LONDON (Reuters) - Liberty House Group, an industrial and commodities group which has been buying up British steel assets, could list parts of the company in London by 2018, its executive chairman told Reuters on Friday.
Twenty-five years after setting up the company when he was a student at the University of Cambridge, Sanjeev Gupta said he wants to tap either the equity or debt market to raise capital to expand. His businesses now generate turnover of more than $6 billion.
Liberty is part of the Gupta Family Group (GFG), which includes his father’s energy and commodities business SIMEC. The family’s assets span steel mills and aluminium smelters to hydro-power plants and a private bank.
“Going into the equity or bonds market to raise funds to keep our expansion going and make the businesses even more transparent is a logical next step,” Gupta told Reuters from his Mayfair office.
“We are talking to our banking advisors… we don’t want to list the (Liberty House) group as a whole, but would look at individual businesses and would aim to retain a majority (share),” he said, adding there was no firm decision yet.
Liberty House, which has previously worked with Australian investment bank Macquarie as an advisor and potential source of funding, is in talks with four banking advisors for the potential listing in London. It was not clear whether Macquarie is one of them.

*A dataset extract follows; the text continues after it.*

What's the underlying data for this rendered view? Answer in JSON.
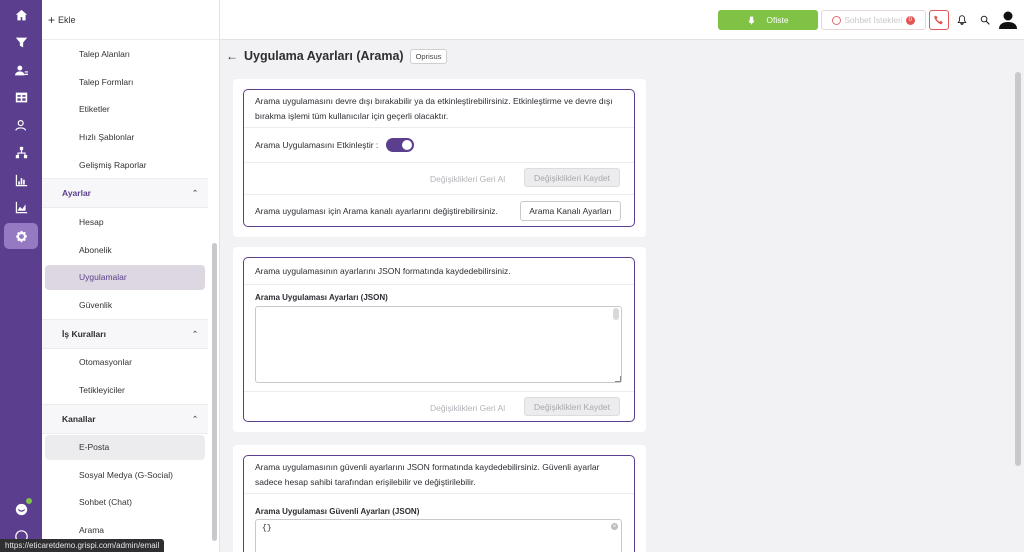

Gupta hit the headlines last year when he bid to acquire Tata Steel’s loss-making Port Talbot operations in South Wales, before the Indian conglomerate opted to engage in merger talks with German rival Thyssenkrupp.
In the past year, the British businessman spent around $630 million on acquisitions, including Rio Tinto’s aluminum smelter in Scotland and the Tungsten bank business from British financier Edi Truell.
With a strategy of buying mostly distressed assets, he is conducting due diligence on the $120 million specialty steel unit that Tata Steel put up for sale in northern England. He is also bidding to buy Australia’s bankrupt steel producer Arrium and three steel businesses in the United States.
Gupta has moved downstream by buying up engineering firms that will consume the steel his plants produce, and turn it into higher value added, more lucrative end-products.
His model for producing steel profitably and sustainably in Britain is to use local supplies of scrap and renewable energy to make the alloy, instead of importing expensive steelmaking raw materials such as iron ore and coking coal.
“The future of the West is in steel recycling, not primary production,” Gupta said.
Reporting by Clara Denina; Editing by Elaine Hardcastle